DATA SUPPLIED —
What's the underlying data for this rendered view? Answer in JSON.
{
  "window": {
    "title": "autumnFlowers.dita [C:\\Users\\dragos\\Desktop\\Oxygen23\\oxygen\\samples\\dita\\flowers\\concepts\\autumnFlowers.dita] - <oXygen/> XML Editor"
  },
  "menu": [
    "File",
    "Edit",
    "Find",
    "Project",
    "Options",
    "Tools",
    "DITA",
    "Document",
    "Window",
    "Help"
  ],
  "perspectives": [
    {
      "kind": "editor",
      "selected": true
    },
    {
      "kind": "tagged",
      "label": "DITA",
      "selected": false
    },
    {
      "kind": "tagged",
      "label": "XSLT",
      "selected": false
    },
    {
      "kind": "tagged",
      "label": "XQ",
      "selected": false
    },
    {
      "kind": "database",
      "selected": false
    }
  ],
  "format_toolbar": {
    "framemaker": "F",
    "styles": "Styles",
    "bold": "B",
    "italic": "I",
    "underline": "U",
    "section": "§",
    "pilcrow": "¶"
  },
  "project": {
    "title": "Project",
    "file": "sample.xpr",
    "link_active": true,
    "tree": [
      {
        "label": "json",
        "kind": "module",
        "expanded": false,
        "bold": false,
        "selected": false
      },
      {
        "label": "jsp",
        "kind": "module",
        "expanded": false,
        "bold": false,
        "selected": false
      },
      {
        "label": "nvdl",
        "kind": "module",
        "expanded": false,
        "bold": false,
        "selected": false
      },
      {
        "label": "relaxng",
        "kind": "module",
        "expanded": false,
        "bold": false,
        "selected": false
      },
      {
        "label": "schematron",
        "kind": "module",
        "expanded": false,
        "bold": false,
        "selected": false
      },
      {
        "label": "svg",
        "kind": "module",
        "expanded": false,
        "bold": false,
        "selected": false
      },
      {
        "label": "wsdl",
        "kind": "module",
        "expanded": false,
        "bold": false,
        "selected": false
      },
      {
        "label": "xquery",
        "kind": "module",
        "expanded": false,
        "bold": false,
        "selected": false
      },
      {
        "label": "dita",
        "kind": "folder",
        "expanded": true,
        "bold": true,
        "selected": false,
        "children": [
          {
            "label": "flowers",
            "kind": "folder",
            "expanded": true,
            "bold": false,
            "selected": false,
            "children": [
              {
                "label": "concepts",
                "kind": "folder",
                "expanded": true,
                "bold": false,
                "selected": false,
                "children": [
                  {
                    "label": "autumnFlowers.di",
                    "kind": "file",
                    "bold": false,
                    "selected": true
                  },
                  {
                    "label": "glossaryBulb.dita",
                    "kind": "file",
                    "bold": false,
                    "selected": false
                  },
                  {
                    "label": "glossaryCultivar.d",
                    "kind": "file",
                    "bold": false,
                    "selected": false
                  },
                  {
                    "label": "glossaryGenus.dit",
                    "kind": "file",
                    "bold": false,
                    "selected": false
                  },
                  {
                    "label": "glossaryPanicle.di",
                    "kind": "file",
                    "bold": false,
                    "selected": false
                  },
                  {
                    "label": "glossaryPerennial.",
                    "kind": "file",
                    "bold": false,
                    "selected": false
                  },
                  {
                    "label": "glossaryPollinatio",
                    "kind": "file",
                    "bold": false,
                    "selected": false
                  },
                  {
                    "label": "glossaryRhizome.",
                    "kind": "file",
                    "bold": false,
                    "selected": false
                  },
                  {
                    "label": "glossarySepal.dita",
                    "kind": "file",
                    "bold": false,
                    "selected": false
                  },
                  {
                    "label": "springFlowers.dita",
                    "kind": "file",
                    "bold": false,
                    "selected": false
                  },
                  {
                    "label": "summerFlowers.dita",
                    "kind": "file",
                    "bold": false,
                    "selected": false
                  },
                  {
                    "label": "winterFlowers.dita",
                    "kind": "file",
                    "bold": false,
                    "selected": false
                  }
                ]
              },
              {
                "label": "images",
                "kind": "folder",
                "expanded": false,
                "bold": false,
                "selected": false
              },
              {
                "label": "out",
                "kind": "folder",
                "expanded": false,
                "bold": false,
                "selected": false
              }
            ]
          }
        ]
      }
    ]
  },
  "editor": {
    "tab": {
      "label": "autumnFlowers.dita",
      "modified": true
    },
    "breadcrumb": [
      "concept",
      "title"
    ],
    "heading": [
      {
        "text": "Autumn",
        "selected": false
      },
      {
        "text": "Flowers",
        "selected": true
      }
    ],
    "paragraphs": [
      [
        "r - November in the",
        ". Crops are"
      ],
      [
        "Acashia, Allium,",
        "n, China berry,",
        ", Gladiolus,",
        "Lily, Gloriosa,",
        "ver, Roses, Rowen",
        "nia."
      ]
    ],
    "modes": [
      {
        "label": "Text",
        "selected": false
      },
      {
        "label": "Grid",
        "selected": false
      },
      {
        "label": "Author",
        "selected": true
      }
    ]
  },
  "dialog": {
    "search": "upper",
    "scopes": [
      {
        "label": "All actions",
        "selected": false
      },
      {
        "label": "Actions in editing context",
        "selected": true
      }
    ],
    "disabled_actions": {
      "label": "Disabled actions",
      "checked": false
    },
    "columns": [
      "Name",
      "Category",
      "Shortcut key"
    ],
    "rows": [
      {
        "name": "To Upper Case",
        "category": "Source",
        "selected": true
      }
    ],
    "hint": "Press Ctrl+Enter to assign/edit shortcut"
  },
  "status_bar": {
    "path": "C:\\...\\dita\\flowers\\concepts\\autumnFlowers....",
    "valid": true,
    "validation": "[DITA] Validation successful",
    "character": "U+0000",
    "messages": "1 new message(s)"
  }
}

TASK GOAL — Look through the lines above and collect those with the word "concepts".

YOUR SOLUTION —
    "title": "autumnFlowers.dita [C:\\Users\\dragos\\Desktop\\Oxygen23\\oxygen\\samples\\dita\\flowers\\concepts\\autumnFlowers.dita] - <oXygen/> XML Editor"
                "label": "concepts",
    "path": "C:\\...\\dita\\flowers\\concepts\\autumnFlowers....",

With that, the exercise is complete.